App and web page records
----
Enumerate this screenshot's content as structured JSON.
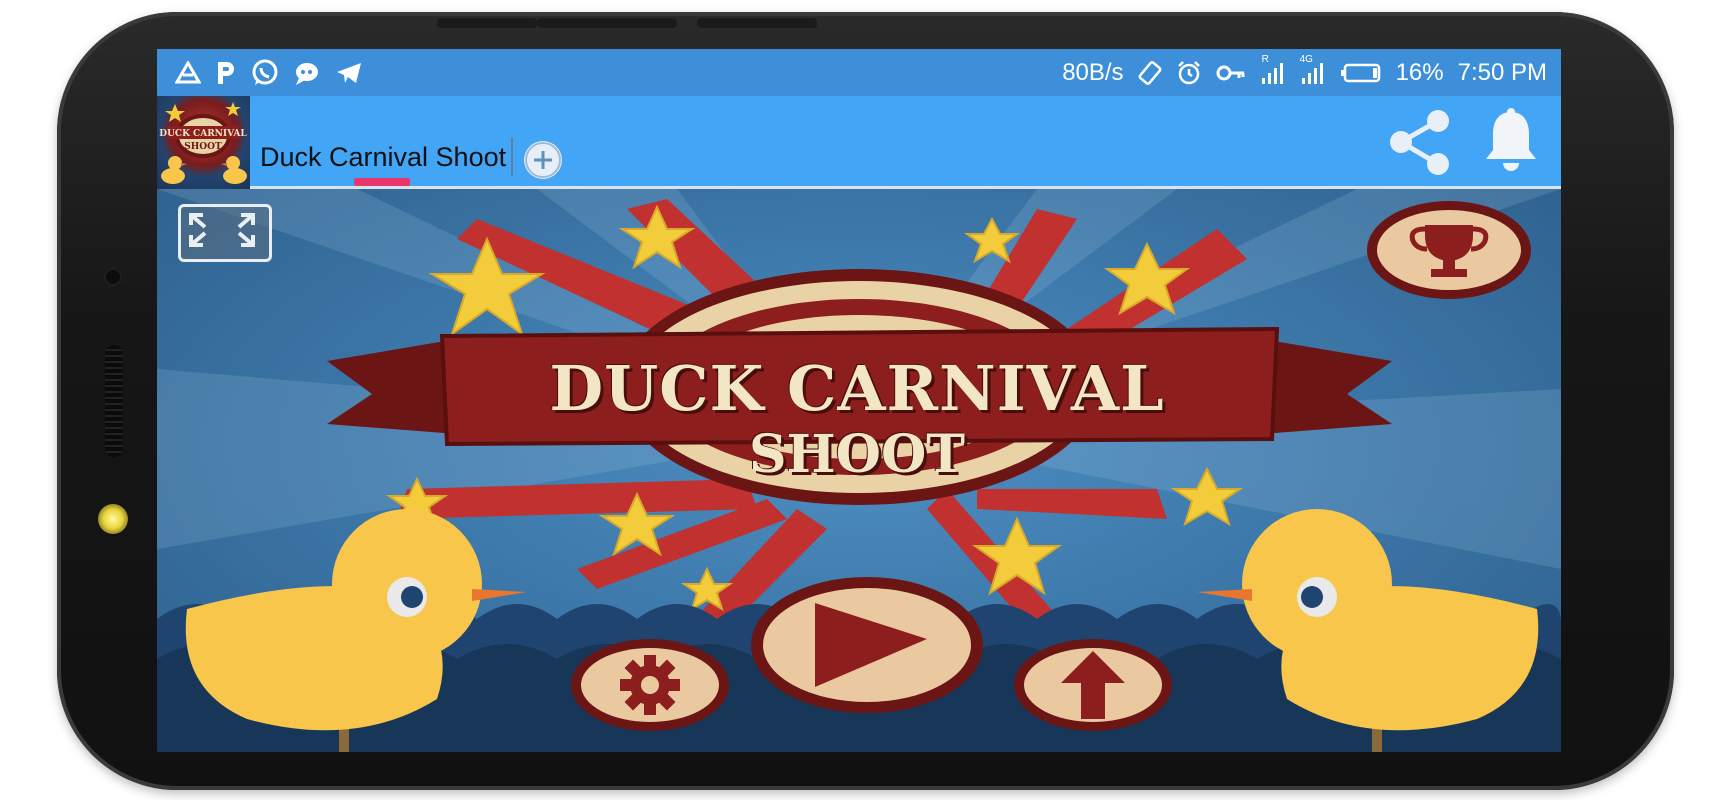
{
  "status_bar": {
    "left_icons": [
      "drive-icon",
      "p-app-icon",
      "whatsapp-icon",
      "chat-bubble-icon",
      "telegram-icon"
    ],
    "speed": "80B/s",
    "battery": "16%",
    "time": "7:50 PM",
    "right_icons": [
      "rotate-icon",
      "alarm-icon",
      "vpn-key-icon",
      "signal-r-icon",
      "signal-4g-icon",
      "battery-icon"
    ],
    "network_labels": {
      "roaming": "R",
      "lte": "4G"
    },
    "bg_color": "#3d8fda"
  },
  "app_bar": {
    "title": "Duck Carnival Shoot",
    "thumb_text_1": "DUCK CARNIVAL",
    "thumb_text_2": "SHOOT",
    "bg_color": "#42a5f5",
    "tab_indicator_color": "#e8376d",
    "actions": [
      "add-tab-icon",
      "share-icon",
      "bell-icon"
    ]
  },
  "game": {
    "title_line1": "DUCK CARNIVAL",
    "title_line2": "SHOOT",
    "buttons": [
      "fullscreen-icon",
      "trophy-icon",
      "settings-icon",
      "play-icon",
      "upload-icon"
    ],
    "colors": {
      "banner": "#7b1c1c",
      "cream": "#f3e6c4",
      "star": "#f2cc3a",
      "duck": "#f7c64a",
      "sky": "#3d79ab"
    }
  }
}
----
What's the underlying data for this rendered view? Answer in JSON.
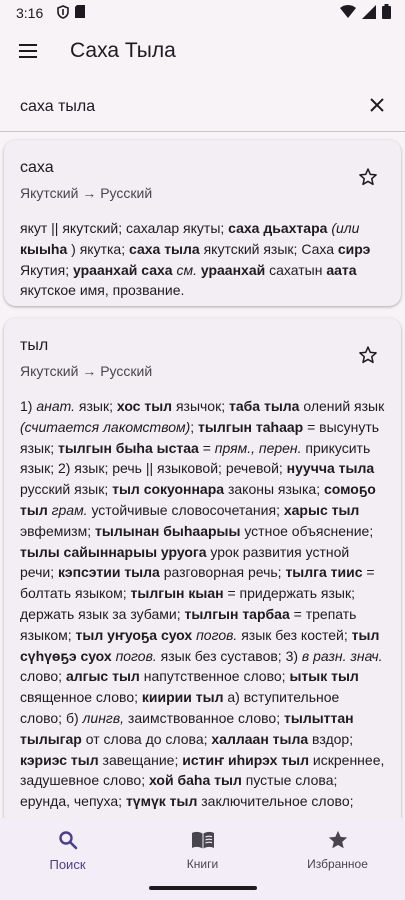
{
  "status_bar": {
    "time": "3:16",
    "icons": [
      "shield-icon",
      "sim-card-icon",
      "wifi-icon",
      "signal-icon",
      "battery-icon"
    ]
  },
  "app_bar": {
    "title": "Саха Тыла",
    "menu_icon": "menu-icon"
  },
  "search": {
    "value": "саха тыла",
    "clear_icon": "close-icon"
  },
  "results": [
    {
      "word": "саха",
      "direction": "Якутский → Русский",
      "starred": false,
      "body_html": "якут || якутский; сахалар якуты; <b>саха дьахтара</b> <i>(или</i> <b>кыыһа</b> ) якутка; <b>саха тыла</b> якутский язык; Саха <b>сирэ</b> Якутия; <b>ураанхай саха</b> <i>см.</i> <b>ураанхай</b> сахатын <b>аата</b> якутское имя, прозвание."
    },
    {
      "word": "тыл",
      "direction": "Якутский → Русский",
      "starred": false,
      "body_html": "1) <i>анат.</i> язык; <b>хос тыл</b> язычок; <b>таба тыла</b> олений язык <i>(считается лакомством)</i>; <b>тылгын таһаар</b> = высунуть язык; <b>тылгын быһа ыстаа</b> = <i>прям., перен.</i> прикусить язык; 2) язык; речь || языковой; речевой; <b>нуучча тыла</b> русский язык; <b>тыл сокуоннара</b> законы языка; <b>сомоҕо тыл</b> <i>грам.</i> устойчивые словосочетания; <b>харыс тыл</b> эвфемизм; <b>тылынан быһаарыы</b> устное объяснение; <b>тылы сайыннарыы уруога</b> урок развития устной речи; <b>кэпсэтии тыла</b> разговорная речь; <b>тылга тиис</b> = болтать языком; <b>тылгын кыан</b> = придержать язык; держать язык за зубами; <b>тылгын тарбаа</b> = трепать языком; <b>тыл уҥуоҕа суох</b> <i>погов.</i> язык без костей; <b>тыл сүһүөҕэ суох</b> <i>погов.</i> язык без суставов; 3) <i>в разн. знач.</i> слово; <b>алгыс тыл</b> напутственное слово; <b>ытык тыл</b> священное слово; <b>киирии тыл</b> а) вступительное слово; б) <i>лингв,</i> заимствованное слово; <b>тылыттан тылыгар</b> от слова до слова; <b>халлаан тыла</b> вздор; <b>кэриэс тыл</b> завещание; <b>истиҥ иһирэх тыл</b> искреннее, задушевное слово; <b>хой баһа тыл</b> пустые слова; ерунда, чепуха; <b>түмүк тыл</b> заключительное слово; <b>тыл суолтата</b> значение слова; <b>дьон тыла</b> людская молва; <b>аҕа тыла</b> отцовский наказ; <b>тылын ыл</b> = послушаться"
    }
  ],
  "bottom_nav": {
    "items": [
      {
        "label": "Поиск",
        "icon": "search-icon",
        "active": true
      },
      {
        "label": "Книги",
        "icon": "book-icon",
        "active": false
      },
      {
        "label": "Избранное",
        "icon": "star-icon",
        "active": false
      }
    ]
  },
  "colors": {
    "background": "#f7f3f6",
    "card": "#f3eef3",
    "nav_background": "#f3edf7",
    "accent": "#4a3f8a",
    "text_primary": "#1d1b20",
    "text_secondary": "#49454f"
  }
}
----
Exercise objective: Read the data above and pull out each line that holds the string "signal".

Output of the task:
      "signal-r-icon",
      "signal-4g-icon",
      "signal-icon",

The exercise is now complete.